Crazy market over here in Riverside.
The Lefty “progressives” have no principles to guide them, only situational “ethics”. But anyone with an IQ only slightly higher than FWIW’s Dollar Bill should be able to see what Obama is doing to all citizens of the United States – unlike the IRS persecution of the hated Tea Bag party members, this is happening to all citizens, just as warned of here, repeatedly. Glenn Reynolds has several posts on this today.
JOHN ONDRASIK SHOVED OUT OF JEFFERSON MEMORIAL: I asked him “why do you have to put your hands on me and push me out when I’m leaving anyways”…he replied “it’s quicker this way”…
Duane Patterson comments:
Look, we know the meme has been written within mainstream media since before the shutdown began. It’s the Republicans’ intransigence that has caused all this. There certainly will be plenty of time to debate the wisdom and efficacy of the strategy. But can we not just recognize what’s going on here? The President is a tyrant. That’s what you call people who act in a tyrannical manner.
MSM might continue to cover up the horrible optics of the childish and despotic lengths President Obama’s administration will go to make sure the effects of the shutdown are felt as painfully as possible to make a political point. But all of you who read this have a voice. You can help by multiplying John’s message by showing what’s really going on. Retweet it, if you’re on Twitter, post it, if you’re on Facebook, or if nothing else, tell others what this government is doing. The fight in Washington is more than just Obamacare. It always has been. It’s about what happens when a government gets too big and decides it doesn’t serve the people anymore.
And a reader provides these:
Elderly couple evicted from their paid for Nevada home because it sits on federal land – land which belongs to the American people not the Obama Administration.
NPS shuts down private inns on the Blue Ridge Parkway – inns which are maintained and operated with private monies.
The government claims that its portal into ObamaKare will be up and running today and that this time it has it right. A man who describes himself as “very, very supportive of the Healthcare Act” but who also designs the software that keeps Netflix and other high-volume users up and running isn’t so sure:
Washington Post: Jyoti Bansal is the founder of AppDynamics, an application management company that, among other things “makes sure essential software applications of customers such as Netflix stay up and running.” I gave him a call to talk about some of the technological challenges that have plagued HealthCare.Gov during its first week online, what’s causing those problems, and what he would change if put in charge of the project.
JB: On day one, if you’re having high volume, you could add more servers. Hardware is the easy part. Let’s say you add servers, and hardware isn’t a problem but you still can’t keep up on scalability, then that’s indicative of something wrong in the software. It’s like you have four lanes in the highway converging into three lanes of a bottleneck.

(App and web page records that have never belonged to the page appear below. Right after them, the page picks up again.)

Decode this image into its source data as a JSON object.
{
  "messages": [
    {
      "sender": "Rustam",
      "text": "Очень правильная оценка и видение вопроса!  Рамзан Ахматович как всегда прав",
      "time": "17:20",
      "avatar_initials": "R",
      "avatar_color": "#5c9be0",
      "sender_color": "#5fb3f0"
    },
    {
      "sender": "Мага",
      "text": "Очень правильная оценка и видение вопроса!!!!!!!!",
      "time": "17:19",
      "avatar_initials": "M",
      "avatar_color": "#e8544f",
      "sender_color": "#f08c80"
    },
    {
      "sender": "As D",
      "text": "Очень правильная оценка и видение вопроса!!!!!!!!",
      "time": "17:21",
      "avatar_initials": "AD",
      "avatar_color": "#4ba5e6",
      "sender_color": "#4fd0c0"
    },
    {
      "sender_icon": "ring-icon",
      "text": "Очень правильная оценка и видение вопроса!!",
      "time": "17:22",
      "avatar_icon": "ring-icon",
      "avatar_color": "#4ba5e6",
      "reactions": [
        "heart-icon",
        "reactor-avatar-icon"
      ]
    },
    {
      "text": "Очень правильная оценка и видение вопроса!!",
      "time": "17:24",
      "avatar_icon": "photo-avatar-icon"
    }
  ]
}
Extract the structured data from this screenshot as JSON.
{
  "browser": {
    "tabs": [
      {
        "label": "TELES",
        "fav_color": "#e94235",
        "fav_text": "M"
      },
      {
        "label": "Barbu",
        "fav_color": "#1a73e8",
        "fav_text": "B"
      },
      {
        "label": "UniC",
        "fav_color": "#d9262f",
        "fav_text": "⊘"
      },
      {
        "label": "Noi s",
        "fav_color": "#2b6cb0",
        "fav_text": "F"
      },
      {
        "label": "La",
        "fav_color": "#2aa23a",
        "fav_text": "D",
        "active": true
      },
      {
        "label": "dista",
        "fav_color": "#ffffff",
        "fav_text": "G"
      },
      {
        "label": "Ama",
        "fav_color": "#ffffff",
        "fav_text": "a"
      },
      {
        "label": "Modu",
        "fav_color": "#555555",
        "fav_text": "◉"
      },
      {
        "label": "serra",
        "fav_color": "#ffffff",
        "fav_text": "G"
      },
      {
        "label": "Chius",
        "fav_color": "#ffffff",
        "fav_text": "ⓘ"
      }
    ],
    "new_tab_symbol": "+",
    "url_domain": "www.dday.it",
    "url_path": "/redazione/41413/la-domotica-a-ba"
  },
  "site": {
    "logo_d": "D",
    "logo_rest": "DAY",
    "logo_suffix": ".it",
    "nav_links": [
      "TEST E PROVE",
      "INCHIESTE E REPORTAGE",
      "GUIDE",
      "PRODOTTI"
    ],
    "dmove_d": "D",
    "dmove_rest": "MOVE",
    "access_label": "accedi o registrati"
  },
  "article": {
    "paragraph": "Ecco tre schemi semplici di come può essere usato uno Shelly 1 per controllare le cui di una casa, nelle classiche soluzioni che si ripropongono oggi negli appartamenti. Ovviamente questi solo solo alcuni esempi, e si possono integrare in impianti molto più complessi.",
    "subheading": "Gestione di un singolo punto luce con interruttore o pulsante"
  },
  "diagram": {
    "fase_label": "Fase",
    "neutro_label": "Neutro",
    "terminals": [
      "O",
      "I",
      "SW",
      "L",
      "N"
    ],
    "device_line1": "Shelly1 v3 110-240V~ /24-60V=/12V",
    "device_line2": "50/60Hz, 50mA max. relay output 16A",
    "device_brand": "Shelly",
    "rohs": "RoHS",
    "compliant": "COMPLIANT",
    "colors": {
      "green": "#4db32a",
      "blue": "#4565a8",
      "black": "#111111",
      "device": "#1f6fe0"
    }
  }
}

If your software isn’t designed to reach all the lanes, that will happen.
SK: The Obama administration has said that all these problems are happening because of overwhelming traffic. How good of an explanation is that?
JB: That seems like not a very good excuse to me. In sites like these there’s a very standard approach to capacity planning. You start with some basic math. Like, in this case, you look at all the federal states and how many uninsured people they have. Out of those you think, maybe 10 percent would log in in the first day. But you model for the worst case, and that’s how you come up with your peak of how many people could try to do the same thing at the same time.
Before you launch you run a lot of load testing with twice the load of the peak , so you can go through and remove glitches. I’m a very very big supporter of the health-care act, but I don’t buy the argument that the load was too unexpected.
Obama closes Amber Alert website “due to government shut down”. WWII Veterans, sightseers, children; next up? Look for a gun held to a puppy’s head.